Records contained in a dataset
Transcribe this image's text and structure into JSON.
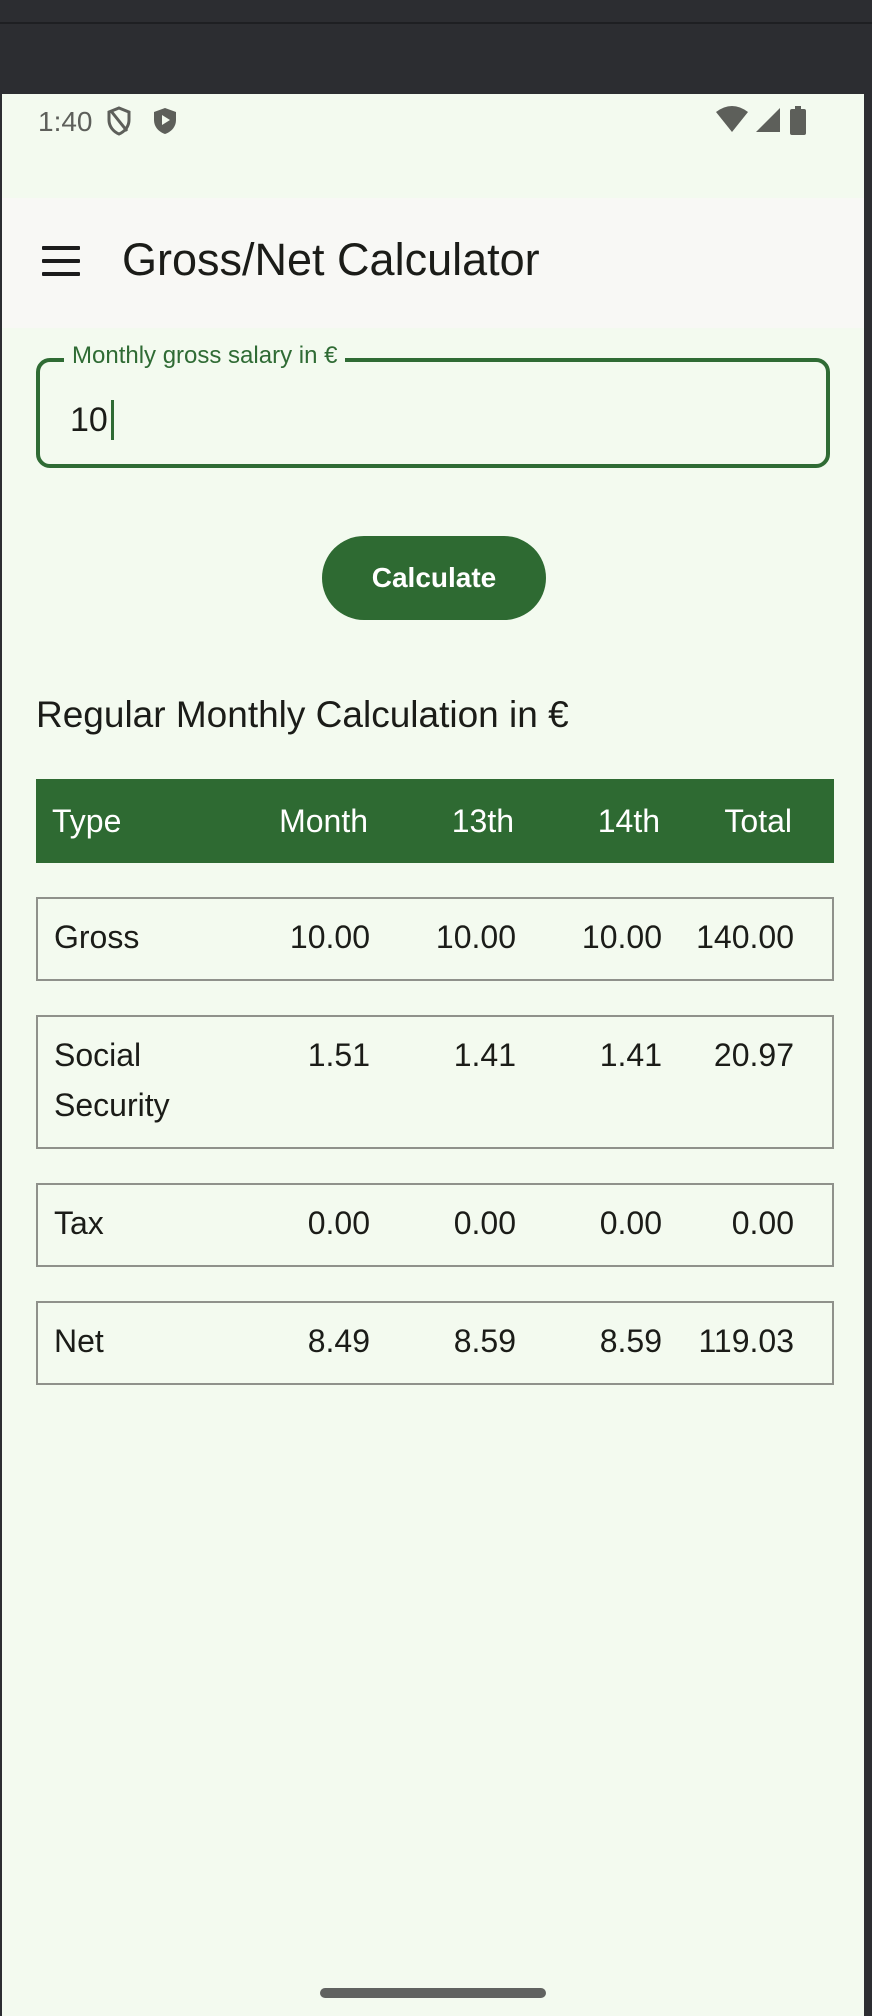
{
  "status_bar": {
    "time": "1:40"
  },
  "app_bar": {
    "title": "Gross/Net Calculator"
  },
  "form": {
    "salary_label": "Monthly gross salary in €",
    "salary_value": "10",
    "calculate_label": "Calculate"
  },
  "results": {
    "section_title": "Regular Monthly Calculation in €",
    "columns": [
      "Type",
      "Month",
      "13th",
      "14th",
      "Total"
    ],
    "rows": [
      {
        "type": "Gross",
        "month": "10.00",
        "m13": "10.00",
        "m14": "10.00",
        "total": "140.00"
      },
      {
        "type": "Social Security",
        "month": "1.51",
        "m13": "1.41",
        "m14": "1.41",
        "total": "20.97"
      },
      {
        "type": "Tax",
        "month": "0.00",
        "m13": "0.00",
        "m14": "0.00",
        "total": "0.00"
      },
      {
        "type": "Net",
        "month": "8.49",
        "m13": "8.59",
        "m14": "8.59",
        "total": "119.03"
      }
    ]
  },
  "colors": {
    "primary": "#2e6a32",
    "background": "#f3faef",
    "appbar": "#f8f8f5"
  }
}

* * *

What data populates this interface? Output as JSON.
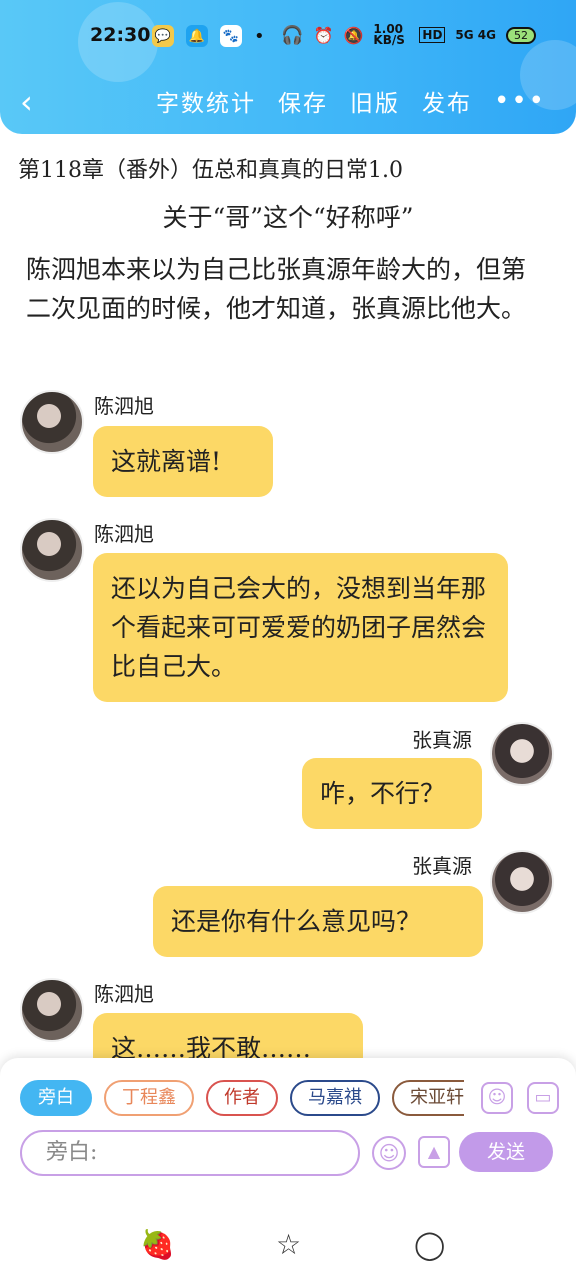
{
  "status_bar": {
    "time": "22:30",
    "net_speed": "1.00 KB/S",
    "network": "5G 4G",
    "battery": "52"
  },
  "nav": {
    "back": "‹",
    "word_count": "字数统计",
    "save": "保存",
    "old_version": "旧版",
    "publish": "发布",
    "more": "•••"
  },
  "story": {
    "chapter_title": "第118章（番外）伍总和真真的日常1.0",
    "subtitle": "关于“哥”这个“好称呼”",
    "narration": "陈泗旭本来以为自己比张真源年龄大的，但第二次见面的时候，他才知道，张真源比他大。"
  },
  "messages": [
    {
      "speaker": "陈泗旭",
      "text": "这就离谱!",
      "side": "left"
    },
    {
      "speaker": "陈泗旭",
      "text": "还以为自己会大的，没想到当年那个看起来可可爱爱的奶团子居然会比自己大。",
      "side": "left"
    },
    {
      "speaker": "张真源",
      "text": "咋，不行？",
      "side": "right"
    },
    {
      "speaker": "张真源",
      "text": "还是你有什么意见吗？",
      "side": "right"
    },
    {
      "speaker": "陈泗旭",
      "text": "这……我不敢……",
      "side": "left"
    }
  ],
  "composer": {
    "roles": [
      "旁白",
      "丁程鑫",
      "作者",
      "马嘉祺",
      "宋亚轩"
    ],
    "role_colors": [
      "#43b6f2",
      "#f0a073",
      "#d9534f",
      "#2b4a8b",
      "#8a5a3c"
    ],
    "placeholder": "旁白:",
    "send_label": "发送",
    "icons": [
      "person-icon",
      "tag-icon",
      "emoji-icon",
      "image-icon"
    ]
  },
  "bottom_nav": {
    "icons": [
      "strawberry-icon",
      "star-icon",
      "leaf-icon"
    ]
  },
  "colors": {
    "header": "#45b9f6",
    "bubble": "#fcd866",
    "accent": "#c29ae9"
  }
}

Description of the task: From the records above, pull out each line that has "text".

Written answer:
Transcribe this image's text and structure into JSON.
      "text": "这就离谱!",
      "text": "还以为自己会大的，没想到当年那个看起来可可爱爱的奶团子居然会比自己大。",
      "text": "咋，不行？",
      "text": "还是你有什么意见吗？",
      "text": "这……我不敢……",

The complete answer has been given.